▶ _Requirement_:
Write out each line of the entries below that holds the word "term".

(Stored data)
[Start of Attachment]

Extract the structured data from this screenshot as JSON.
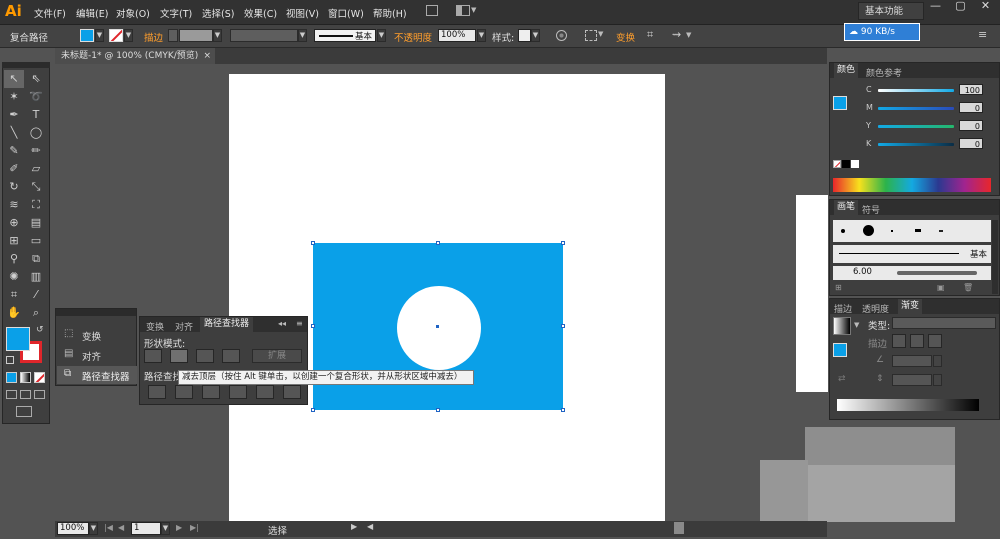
{
  "app": {
    "logo": "Ai"
  },
  "menu": [
    "文件(F)",
    "编辑(E)",
    "对象(O)",
    "文字(T)",
    "选择(S)",
    "效果(C)",
    "视图(V)",
    "窗口(W)",
    "帮助(H)"
  ],
  "workspace": {
    "label": "基本功能",
    "net_speed": "90 KB/s"
  },
  "window_controls": {
    "minimize": "—",
    "restore": "▢",
    "close": "✕"
  },
  "control_bar": {
    "object_type": "复合路径",
    "stroke_label": "描边",
    "stroke_profile": "基本",
    "opacity_label": "不透明度",
    "opacity_value": "100%",
    "style_label": "样式:",
    "transform_label": "变换",
    "fill_color": "#0aa0e8"
  },
  "document": {
    "tab_title": "未标题-1* @ 100% (CMYK/预览)",
    "close": "×"
  },
  "mini_panel": {
    "items": [
      "变换",
      "对齐",
      "路径查找器"
    ]
  },
  "pathfinder": {
    "tabs": [
      "变换",
      "对齐",
      "路径查找器"
    ],
    "shape_modes_label": "形状模式:",
    "expand_label": "扩展",
    "pathfinders_label": "路径查找器:",
    "tooltip": "减去顶层（按住 Alt 键单击，以创建一个复合形状，并从形状区域中减去）"
  },
  "color_panel": {
    "tabs": [
      "颜色",
      "颜色参考"
    ],
    "channels": [
      {
        "name": "C",
        "value": "100",
        "color": "#12a9e6"
      },
      {
        "name": "M",
        "value": "0",
        "color": "#2a87c9"
      },
      {
        "name": "Y",
        "value": "0",
        "color": "#25b86c"
      },
      {
        "name": "K",
        "value": "0",
        "color": "#1d8fd1"
      }
    ]
  },
  "brush_panel": {
    "tabs": [
      "画笔",
      "符号"
    ],
    "basic_label": "基本",
    "size_label": "6.00"
  },
  "gradient_panel": {
    "tabs": [
      "描边",
      "透明度",
      "渐变"
    ],
    "type_label": "类型:",
    "stroke_label": "描边"
  },
  "status": {
    "zoom": "100%",
    "page": "1",
    "mode": "选择"
  },
  "colors": {
    "fill": "#0aa0e8",
    "accent": "#ff9e2c"
  }
}
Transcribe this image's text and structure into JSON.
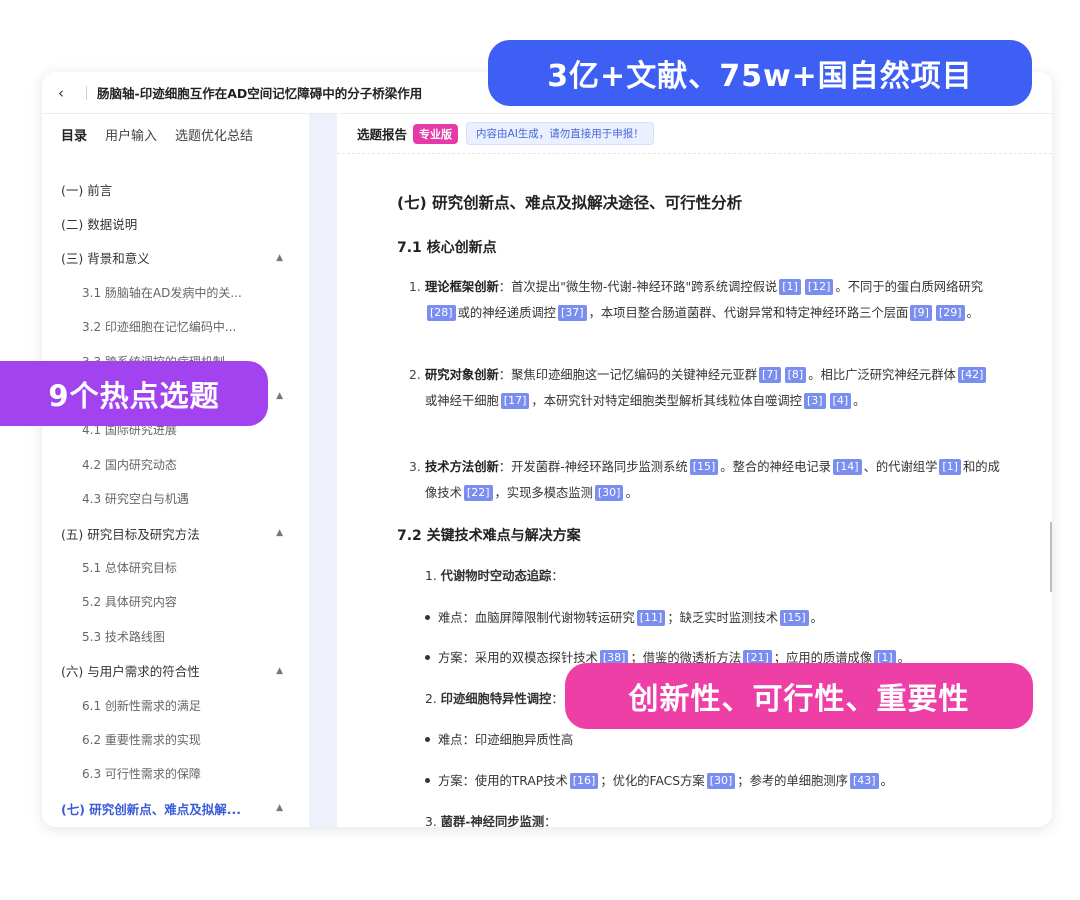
{
  "window": {
    "back_icon": "‹",
    "title": "肠脑轴-印迹细胞互作在AD空间记忆障碍中的分子桥梁作用"
  },
  "sidebar": {
    "tabs": [
      "目录",
      "用户输入",
      "选题优化总结"
    ],
    "toc": [
      {
        "label": "(一) 前言"
      },
      {
        "label": "(二) 数据说明"
      },
      {
        "label": "(三) 背景和意义",
        "caret": "▲"
      },
      {
        "label": "3.1 肠脑轴在AD发病中的关..."
      },
      {
        "label": "3.2 印迹细胞在记忆编码中..."
      },
      {
        "label": "3.3 跨系统调控的病理机制"
      },
      {
        "label": "",
        "caret": "▲"
      },
      {
        "label": "4.1 国际研究进展"
      },
      {
        "label": "4.2 国内研究动态"
      },
      {
        "label": "4.3 研究空白与机遇"
      },
      {
        "label": "(五) 研究目标及研究方法",
        "caret": "▲"
      },
      {
        "label": "5.1 总体研究目标"
      },
      {
        "label": "5.2 具体研究内容"
      },
      {
        "label": "5.3 技术路线图"
      },
      {
        "label": "(六) 与用户需求的符合性",
        "caret": "▲"
      },
      {
        "label": "6.1 创新性需求的满足"
      },
      {
        "label": "6.2 重要性需求的实现"
      },
      {
        "label": "6.3 可行性需求的保障"
      },
      {
        "label": "(七) 研究创新点、难点及拟解...",
        "caret": "▲"
      }
    ]
  },
  "main": {
    "report_label": "选题报告",
    "pro_badge": "专业版",
    "ai_note": "内容由AI生成，请勿直接用于申报！",
    "section_title": "(七) 研究创新点、难点及拟解决途径、可行性分析",
    "sub1": "7.1 核心创新点",
    "p1": {
      "num": "1.",
      "term": "理论框架创新",
      "seg1": "：首次提出\"微生物-代谢-神经环路\"跨系统调控假说",
      "r1": "[1]",
      "r2": "[12]",
      "seg2": "。不同于的蛋白质网络研究",
      "r3": "[28]",
      "seg3": "或的神经递质调控",
      "r4": "[37]",
      "seg4": "，本项目整合肠道菌群、代谢异常和特定神经环路三个层面",
      "r5": "[9]",
      "r6": "[29]",
      "seg5": "。"
    },
    "p2": {
      "num": "2.",
      "term": "研究对象创新",
      "seg1": "：聚焦印迹细胞这一记忆编码的关键神经元亚群",
      "r1": "[7]",
      "r2": "[8]",
      "seg2": "。相比广泛研究神经元群体",
      "r3": "[42]",
      "seg3": "或神经干细胞",
      "r4": "[17]",
      "seg4": "，本研究针对特定细胞类型解析其线粒体自噬调控",
      "r5": "[3]",
      "r6": "[4]",
      "seg5": "。"
    },
    "p3": {
      "num": "3.",
      "term": "技术方法创新",
      "seg1": "：开发菌群-神经环路同步监测系统",
      "r1": "[15]",
      "seg2": "。整合的神经电记录",
      "r2": "[14]",
      "seg3": "、的代谢组学",
      "r3": "[1]",
      "seg4": "和的成像技术",
      "r4": "[22]",
      "seg5": "，实现多模态监测",
      "r5": "[30]",
      "seg6": "。"
    },
    "sub2": "7.2 关键技术难点与解决方案",
    "n1": {
      "num": "1.",
      "term": "代谢物时空动态追踪",
      "colon": "："
    },
    "b1": {
      "label": "难点：血脑屏障限制代谢物转运研究",
      "r1": "[11]",
      "mid": "；缺乏实时监测技术",
      "r2": "[15]",
      "end": "。"
    },
    "b2": {
      "label": "方案：采用的双模态探针技术",
      "r1": "[38]",
      "mid": "；借鉴的微透析方法",
      "r2": "[21]",
      "mid2": "；应用的质谱成像",
      "r3": "[1]",
      "end": "。"
    },
    "n2": {
      "num": "2.",
      "term": "印迹细胞特异性调控",
      "colon": "："
    },
    "b3": {
      "label": "难点：印迹细胞异质性高"
    },
    "b4": {
      "label": "方案：使用的TRAP技术",
      "r1": "[16]",
      "mid": "；优化的FACS方案",
      "r2": "[30]",
      "mid2": "；参考的单细胞测序",
      "r3": "[43]",
      "end": "。"
    },
    "n3": {
      "num": "3.",
      "term": "菌群-神经同步监测",
      "colon": "："
    }
  },
  "banners": {
    "top": "3亿+文献、75w+国自然项目",
    "left": "9个热点选题",
    "right": "创新性、可行性、重要性"
  },
  "colors": {
    "accent_blue": "#3e5ff4",
    "accent_purple": "#a343f0",
    "accent_pink": "#ee3fa6",
    "ref_tag": "#7a8ef0",
    "active_toc": "#3b5bdb"
  }
}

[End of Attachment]

▶ _Task answer_:
      "term": "理论框架创新",
      "term": "研究对象创新",
      "term": "技术方法创新",
      "term": "代谢物时空动态追踪",
      "term": "印迹细胞特异性调控",
      "term": "菌群-神经同步监测",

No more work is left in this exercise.